[Entries from a dataset of interfaces]
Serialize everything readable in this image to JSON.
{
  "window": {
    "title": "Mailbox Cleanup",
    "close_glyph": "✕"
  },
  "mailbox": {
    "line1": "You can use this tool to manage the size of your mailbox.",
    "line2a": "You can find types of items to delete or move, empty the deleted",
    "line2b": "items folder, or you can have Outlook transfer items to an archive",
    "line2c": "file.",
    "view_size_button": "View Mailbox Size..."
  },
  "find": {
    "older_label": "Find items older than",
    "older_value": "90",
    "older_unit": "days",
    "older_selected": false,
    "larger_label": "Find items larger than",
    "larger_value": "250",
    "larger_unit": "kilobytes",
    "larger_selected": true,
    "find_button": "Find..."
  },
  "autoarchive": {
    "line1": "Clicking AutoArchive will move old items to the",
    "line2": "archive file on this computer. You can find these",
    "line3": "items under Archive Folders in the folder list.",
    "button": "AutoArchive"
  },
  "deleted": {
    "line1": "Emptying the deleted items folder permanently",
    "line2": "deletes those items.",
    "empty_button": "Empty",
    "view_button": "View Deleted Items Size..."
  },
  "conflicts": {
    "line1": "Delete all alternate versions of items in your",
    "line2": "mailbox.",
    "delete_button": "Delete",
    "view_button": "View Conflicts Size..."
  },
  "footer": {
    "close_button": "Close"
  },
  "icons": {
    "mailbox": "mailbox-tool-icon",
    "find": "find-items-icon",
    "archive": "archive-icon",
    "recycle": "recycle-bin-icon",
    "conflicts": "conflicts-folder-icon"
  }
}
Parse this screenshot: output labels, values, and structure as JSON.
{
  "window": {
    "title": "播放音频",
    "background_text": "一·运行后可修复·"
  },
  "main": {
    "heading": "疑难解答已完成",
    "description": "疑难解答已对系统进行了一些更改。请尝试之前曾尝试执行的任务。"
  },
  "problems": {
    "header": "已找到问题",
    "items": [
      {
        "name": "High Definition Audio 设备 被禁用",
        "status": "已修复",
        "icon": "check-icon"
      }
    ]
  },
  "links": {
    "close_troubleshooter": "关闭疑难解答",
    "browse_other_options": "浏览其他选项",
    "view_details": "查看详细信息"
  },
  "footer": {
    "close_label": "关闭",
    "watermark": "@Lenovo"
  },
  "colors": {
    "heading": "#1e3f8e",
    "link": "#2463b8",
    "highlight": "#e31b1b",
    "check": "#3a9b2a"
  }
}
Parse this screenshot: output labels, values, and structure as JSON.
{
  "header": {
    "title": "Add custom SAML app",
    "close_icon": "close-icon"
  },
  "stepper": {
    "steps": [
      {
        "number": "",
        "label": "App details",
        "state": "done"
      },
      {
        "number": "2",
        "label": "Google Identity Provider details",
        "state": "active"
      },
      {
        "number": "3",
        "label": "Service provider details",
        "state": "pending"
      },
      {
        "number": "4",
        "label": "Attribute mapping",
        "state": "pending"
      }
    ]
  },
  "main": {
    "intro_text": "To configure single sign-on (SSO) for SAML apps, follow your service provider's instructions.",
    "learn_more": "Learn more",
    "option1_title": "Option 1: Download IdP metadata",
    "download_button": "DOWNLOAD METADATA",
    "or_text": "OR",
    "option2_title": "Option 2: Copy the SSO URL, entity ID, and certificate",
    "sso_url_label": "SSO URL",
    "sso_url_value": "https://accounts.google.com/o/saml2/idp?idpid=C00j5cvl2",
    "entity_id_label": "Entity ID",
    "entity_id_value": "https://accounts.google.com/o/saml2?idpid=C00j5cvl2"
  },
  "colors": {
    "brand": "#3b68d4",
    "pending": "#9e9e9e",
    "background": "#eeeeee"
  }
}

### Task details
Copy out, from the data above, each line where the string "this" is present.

### Task output
Serialize everything readable in this image to JSON.
    "line1": "You can use this tool to manage the size of your mailbox.",
    "line2": "archive file on this computer. You can find these",
Parse this screenshot: output labels, values, and structure as JSON.
Parse this screenshot: output labels, values, and structure as JSON.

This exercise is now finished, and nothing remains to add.